No coercion in prenuptial agreements

8th March 2015 by

 

When a prenuptial agreement is drawn up with the right independent legal guidance, it can be a useful tool for couples who wish to ensure their financial security should the worst happen.
As long as it has been negotiated with full disclosure and has been signed without coercion, a suitable amount of time before the nuptials, it is possible that a court will use it as a guide in the financial claim.

Family lawyers and divorce solicitors in the UK generally advocate prenuptial agreements as good financial sense, particularly when independent wealth for one or both of the parties prior to a marriage is substantial.

At present (March 2013) prenuptial agreements are not binding in England and Wales, but the landmark case of Radmacher v Granatino set a precedent that family courts will, in certain cases, uphold the contents of such marital property agreements.

Each financial remedy case, even with the presence of a prenuptial agreement, will be ruled upon on its own individual merit, and the court’s overriding priority will be to achieve fairness and to ensure that one party to a relationship is not unfairly disadvantaged by the termination of the marriage.

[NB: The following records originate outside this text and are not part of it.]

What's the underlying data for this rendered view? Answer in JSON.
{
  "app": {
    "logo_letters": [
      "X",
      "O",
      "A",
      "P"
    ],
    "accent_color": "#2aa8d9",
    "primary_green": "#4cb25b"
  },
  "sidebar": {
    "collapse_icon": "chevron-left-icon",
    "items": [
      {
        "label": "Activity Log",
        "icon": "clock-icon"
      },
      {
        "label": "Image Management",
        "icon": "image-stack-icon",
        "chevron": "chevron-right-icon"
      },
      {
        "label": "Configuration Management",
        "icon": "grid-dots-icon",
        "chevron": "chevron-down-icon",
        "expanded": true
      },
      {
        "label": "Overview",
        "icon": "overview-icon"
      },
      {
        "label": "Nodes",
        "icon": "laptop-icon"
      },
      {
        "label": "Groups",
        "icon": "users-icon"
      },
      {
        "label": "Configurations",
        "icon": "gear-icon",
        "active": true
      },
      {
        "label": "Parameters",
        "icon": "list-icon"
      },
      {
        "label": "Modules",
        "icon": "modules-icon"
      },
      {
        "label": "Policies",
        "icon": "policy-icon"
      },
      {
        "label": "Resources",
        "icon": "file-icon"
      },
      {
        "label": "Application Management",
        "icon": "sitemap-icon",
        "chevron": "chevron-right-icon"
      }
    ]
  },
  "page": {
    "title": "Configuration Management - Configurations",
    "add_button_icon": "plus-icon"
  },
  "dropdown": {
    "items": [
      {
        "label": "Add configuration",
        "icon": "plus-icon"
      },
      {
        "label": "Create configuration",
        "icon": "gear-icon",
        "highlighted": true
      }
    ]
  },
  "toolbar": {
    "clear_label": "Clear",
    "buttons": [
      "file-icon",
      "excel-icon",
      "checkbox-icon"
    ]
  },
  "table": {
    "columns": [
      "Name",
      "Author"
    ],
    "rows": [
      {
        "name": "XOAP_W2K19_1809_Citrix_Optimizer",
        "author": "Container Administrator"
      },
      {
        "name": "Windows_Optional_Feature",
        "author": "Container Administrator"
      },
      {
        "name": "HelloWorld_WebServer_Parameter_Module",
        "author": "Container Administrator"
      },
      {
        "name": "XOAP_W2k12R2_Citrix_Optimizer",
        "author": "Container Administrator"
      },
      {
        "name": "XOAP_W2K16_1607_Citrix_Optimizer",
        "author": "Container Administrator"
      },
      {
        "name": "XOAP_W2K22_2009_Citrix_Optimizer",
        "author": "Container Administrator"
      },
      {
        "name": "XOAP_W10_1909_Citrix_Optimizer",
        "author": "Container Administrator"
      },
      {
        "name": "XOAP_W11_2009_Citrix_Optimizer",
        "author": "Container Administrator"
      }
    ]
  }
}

US landmark court ruling in fraudulently induced pre-nup

In February 2013, a New York appeal court upheld the first instance decision by a Long Island judge to disallow the prenuptial agreement between a wife and her millionaire husband on grounds that it was “fraudulently induced”.

Elizabeth Cioffi-Petrakis alleged that her husband, Peter Petrakis, had given her the marital property agreement to sign just four days before they were due to be married in 1998 and that he promised, at the time, that it would be destroyed once a child had been born to the couple – at which time he would add her name to the deed of their house.

However, these eventualities did not occur, despite Mrs Petrakis giving birth to twin sons and a daughter. When the marriage broke down irretrievably, Mr Petrakis sought enforcement of the pre-nup which would have severely disadvantaged Mrs Petrakis.

The Brooklyn Appellate Court’s decision to void the prenuptial agreement after finding Mr Petrakis’s “credibility to be fraudulent” was “unprecedented”, according to Mrs Petrakis’s family lawyer.

“It resets the bar,” he said, “It’s an entirely different landscape out there in regard to pre-nups. I’ve been inundated with calls. Spouses who are challenging pre-nups now have a leg to stand on.”

Healys family lawyers for legal advice on marital property agreements

If you would like to talk to an experienced family lawyer regarding marital property agreements &ndash, pre-nups, postnuptial agreements, and pre-civil partnership agreements – Healys solicitors in London and Brighton are here to help.

We can advise and represent clients in all areas of family and matrimonial law, and we act for petitioners and respondents in divorce. We can advise clients who wish to make a financial remedy claim on divorce and those who wish to defend a claim.

For more information, why not call our London or Brighton offices today to speak to a family lawyer? We look forward to helping you.